Cartoon by Joanne Brooker

Writing in The Sydney Morning Herald last March, the president of the Rule of Law Institute of Australia, Robin Speed, reported the case of journalists Linton Besser and Dylan Welch, who were served subpoenas to produce their mobile phones and SIM cards after they wrote a series of stories critical of the NSW Crime Commission. Speed highlighted the coercive powers claimed by the plethora of anti-corruption agencies that have sprung up in Australia during the past two decades, and questioned if these powers to investigate corruption justified the chilling effect they undoubtedly have on free speech in Australia. During the past two years, up to a dozen journalists have been served with similar subpoenas by one or other of these agencies. As noted in the Media Alliance Press Freedom Report 2011, Progress Under Liberty, these extrajudicial bodies claim powers that would be almost unthinkable in the court system, including compelling witnesses to attend some hearings without legal representation and removing the common law right to silence.
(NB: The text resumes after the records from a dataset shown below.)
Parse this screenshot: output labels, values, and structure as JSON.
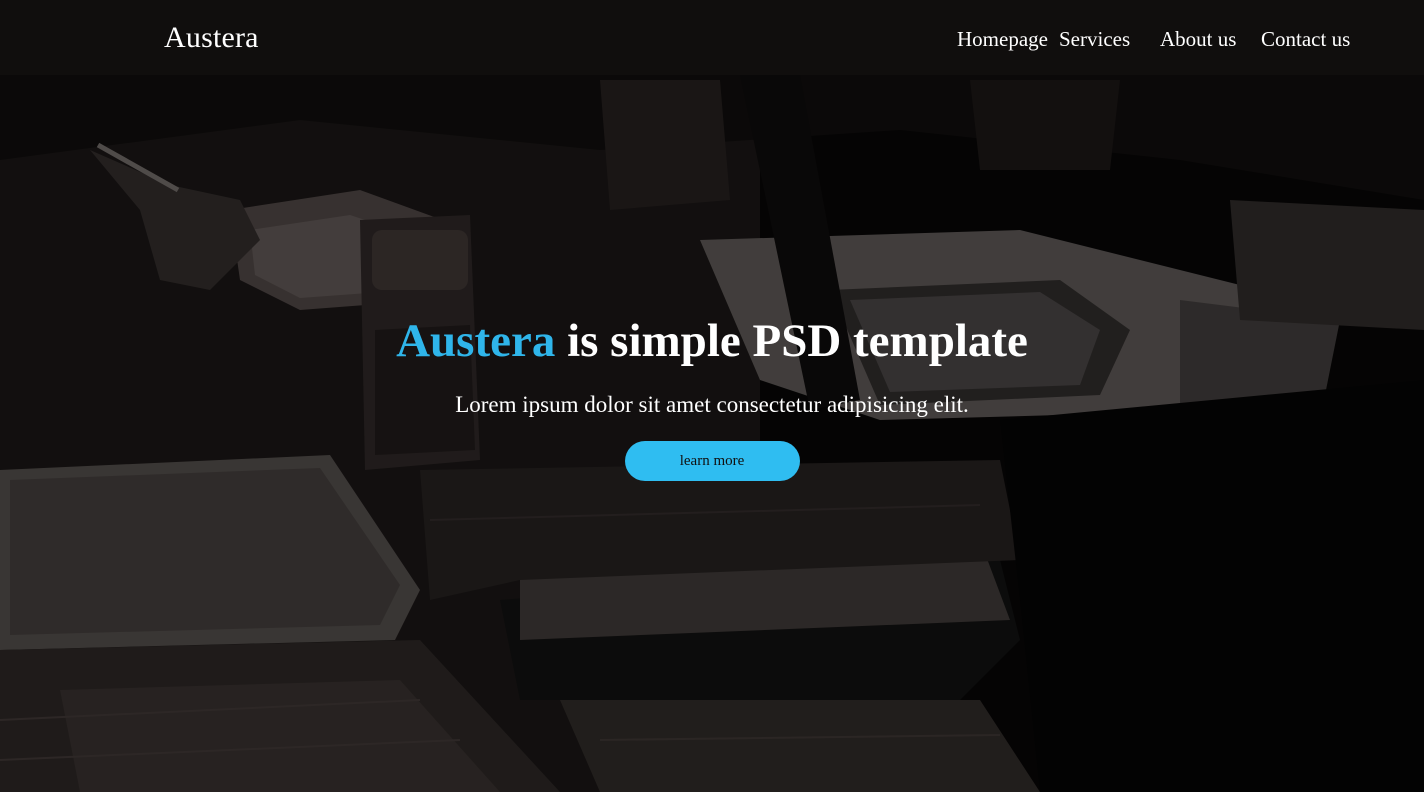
{
  "navbar": {
    "brand": "Austera",
    "links": [
      "Homepage",
      "Services",
      "About us",
      "Contact us"
    ]
  },
  "hero": {
    "title_accent": "Austera",
    "title_rest": " is simple PSD template",
    "subtitle": "Lorem ipsum dolor sit amet consectetur adipisicing elit.",
    "button_label": "learn more"
  },
  "colors": {
    "accent": "#2fb5ea",
    "button": "#2fbdf1",
    "navbar_overlay": "rgba(26,24,22,0.55)",
    "text": "#ffffff"
  }
}
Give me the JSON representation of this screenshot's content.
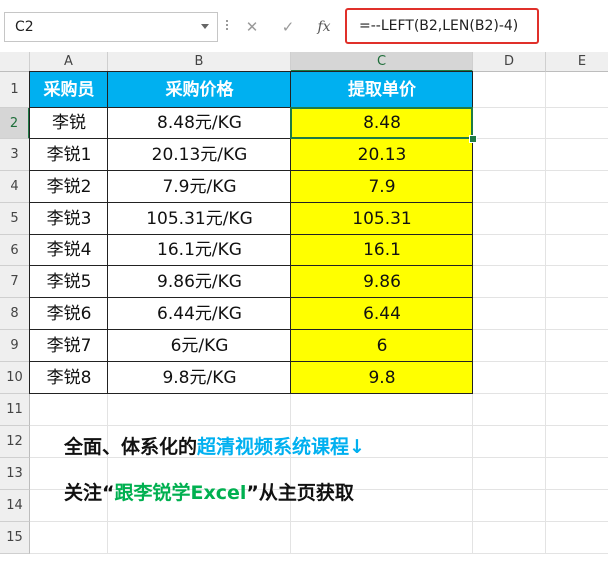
{
  "name_box": {
    "value": "C2"
  },
  "formula_bar": {
    "fx_label": "fx",
    "formula": "=--LEFT(B2,LEN(B2)-4)"
  },
  "columns": [
    "A",
    "B",
    "C",
    "D",
    "E"
  ],
  "rows": [
    "1",
    "2",
    "3",
    "4",
    "5",
    "6",
    "7",
    "8",
    "9",
    "10",
    "11",
    "12",
    "13",
    "14",
    "15"
  ],
  "table": {
    "headers": [
      "采购员",
      "采购价格",
      "提取单价"
    ],
    "data": [
      [
        "李锐",
        "8.48元/KG",
        "8.48"
      ],
      [
        "李锐1",
        "20.13元/KG",
        "20.13"
      ],
      [
        "李锐2",
        "7.9元/KG",
        "7.9"
      ],
      [
        "李锐3",
        "105.31元/KG",
        "105.31"
      ],
      [
        "李锐4",
        "16.1元/KG",
        "16.1"
      ],
      [
        "李锐5",
        "9.86元/KG",
        "9.86"
      ],
      [
        "李锐6",
        "6.44元/KG",
        "6.44"
      ],
      [
        "李锐7",
        "6元/KG",
        "6"
      ],
      [
        "李锐8",
        "9.8元/KG",
        "9.8"
      ]
    ]
  },
  "notes": {
    "line1_a": "全面、体系化的",
    "line1_b": "超清视频系统课程↓",
    "line2_a": "关注“",
    "line2_b": "跟李锐学Excel",
    "line2_c": "”从主页获取"
  },
  "colors": {
    "header_fill": "#00b0f0",
    "highlight_fill": "#ffff00",
    "selection": "#1e7b45",
    "formula_outline": "#e0302a"
  }
}
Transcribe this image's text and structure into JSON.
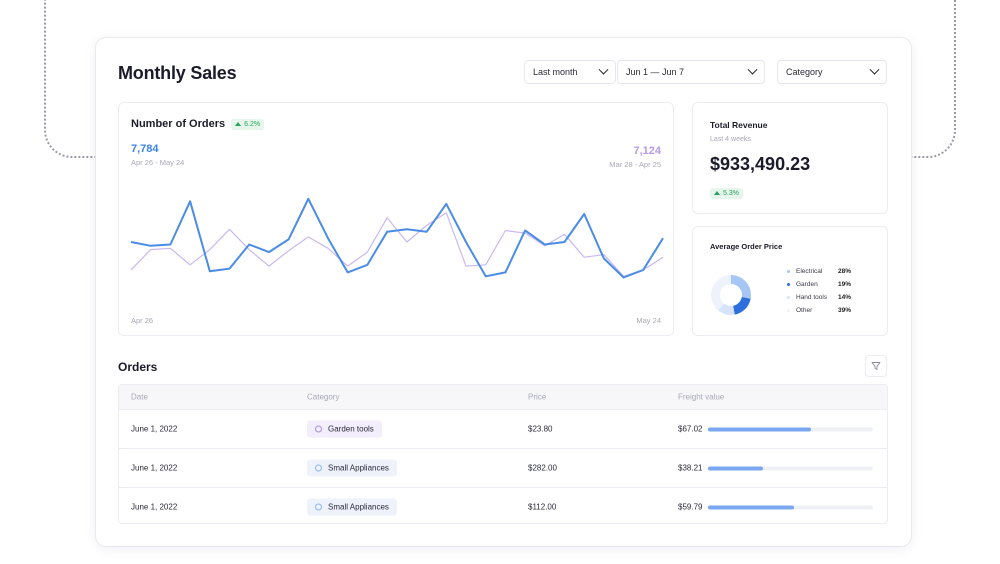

They also ignore the protections bestowed by federal and state shield laws, which allow journalists – or anyone engaged in the gathering and dissemination of news – to refuse to answer questions that might identify their confidential sources. Quite apart from stripping witnesses of their common law rights, they conflict with the Journalists’ Code of Ethics, clause 3 of which reads: “Where confidences are accepted, respect them in all circumstances”.47 As we have noted in this report, there is clearly a strong push, both in Commonwealth and various state jurisdictions, to recognise the importance of source confidentiality to free speech, yet shield laws rarely extend to anti-corruption bodies (the exception appears to be in Western Australia, where the Evidence and Public Interest Disclosure Legislation Amendment Bill looks set to extend protection to the state’s anti-corruption body, the Corruption and Crime Commission).


2012 Press Freedom Report  
2012 Press Freedom Report  

The Annual Media Alliance summary of press freedom issues in Australia